LNT looks to store initiatives after dismal 1Q report
April 23, 2003-- Home Textiles Today,
Clifton, NJ — Hammered by weak sales, a war with Iraq and a late Easter — and having paid a $1.3 million severance package to departed president Steven Silverstein — first-quarter profits at Linens 'n Things tumbled by 59.6 percent, to $2.1 million from $5.1 million last year.
Pummeled by bad weather, the CNN effect, and broadly sluggish consumer spending, sales gained just 5.2 percent, despite continued expansion, to $480.5 million from $456.9 million during the same period a year ago. The crucial gauge of same-store sales fell by 3.2 percent.
Speaking to analysts this morning about the results, chairman and ceo Norman Alexrod pointed to four key initiatives adopted in 2002 that the company hopes will improve its performance over the long haul: maintaining target in-stock levels and increasing investment in core basic merchandise; putting more people on the floor to improve service; assorting more merchandise by region; and adding more stores to the nearly year-old inventory ownership program, which gives store managers control over a menu of key merchandise skus.
The company will add 30 to 40 stores per quarter to the ownership program during the second and third quarters.

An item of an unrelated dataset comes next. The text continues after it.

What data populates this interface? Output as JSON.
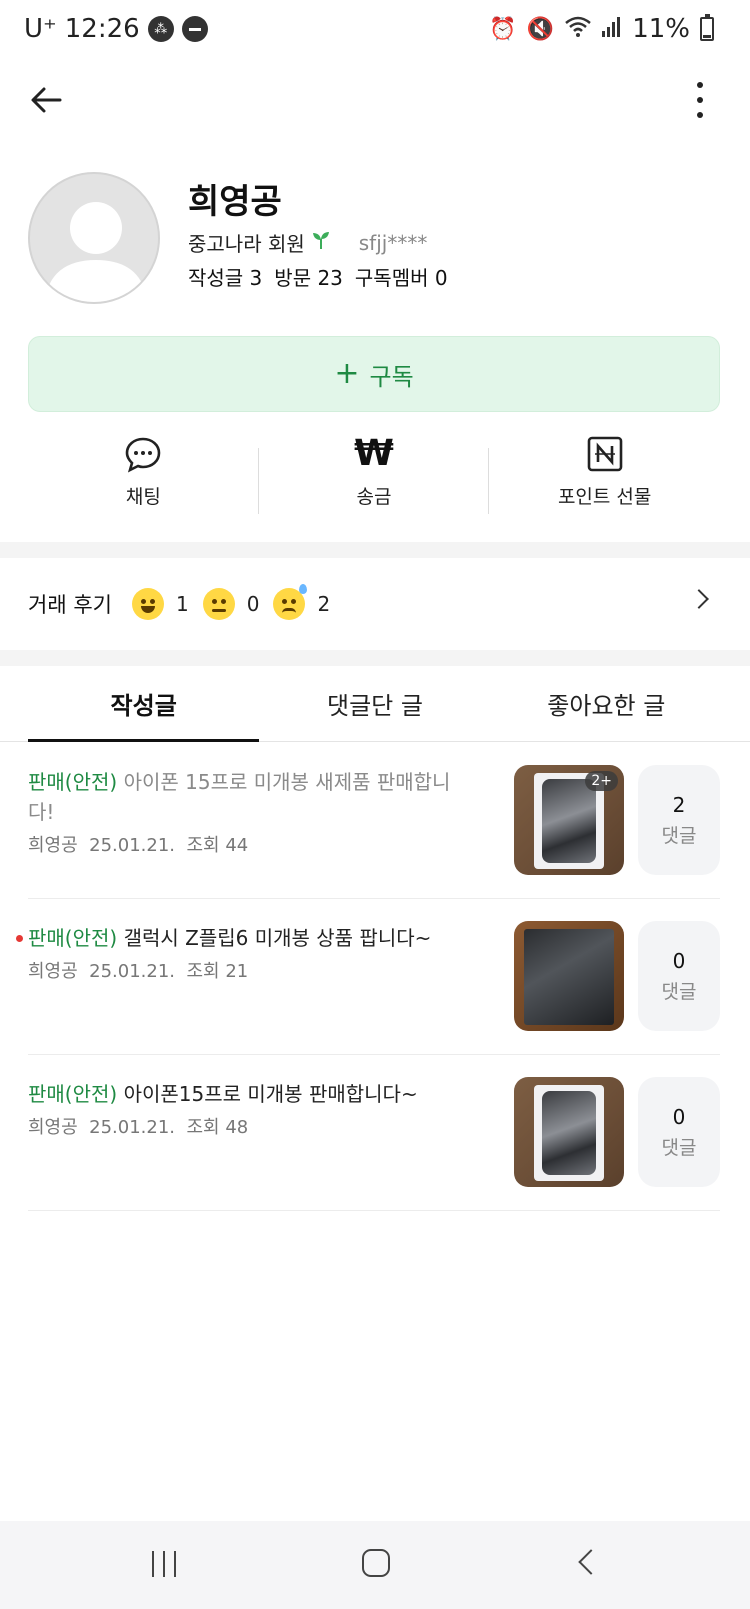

Although the ownership stores overall are performing better then the chain, LNT also added more field level support to train and develop store managers.
"This is clearly a long-term initiative that will take time to fully implement," Axelrod said. "There's still some inconsistency. We're seeing very big increases in some stores and moderate increases in others."
The company's linens business remains weaker than its "things" business, said cfo Bill Giles. However, management believes that expansion of its program to assortment regionally combined with upcoming introductions of new merchandise from Waverly and Nautica will help address the problem.
The average transaction rose in the first quarter after previously trending flat, Gils said. The gain came from more purchases of higher price point items rather than additional units added to the basket.
Providing some relief to the bottom line, the superstore chain bulked up its average gross margin by 140 basis points, or 1.4 percentage points, to 41.4 percent from 39.7 percent a year ago.
But hit by falling sales and the severance package to Silverstein, operating costs climbed sharply, by 270 basis points, or 2.7 percentage points, to 40.4 percent of sales from 37.7 percent the prior year. But even without the $1.3 million severance package, costs would have amounted to 40.1 percent of sales, up from 37.7 percent last year.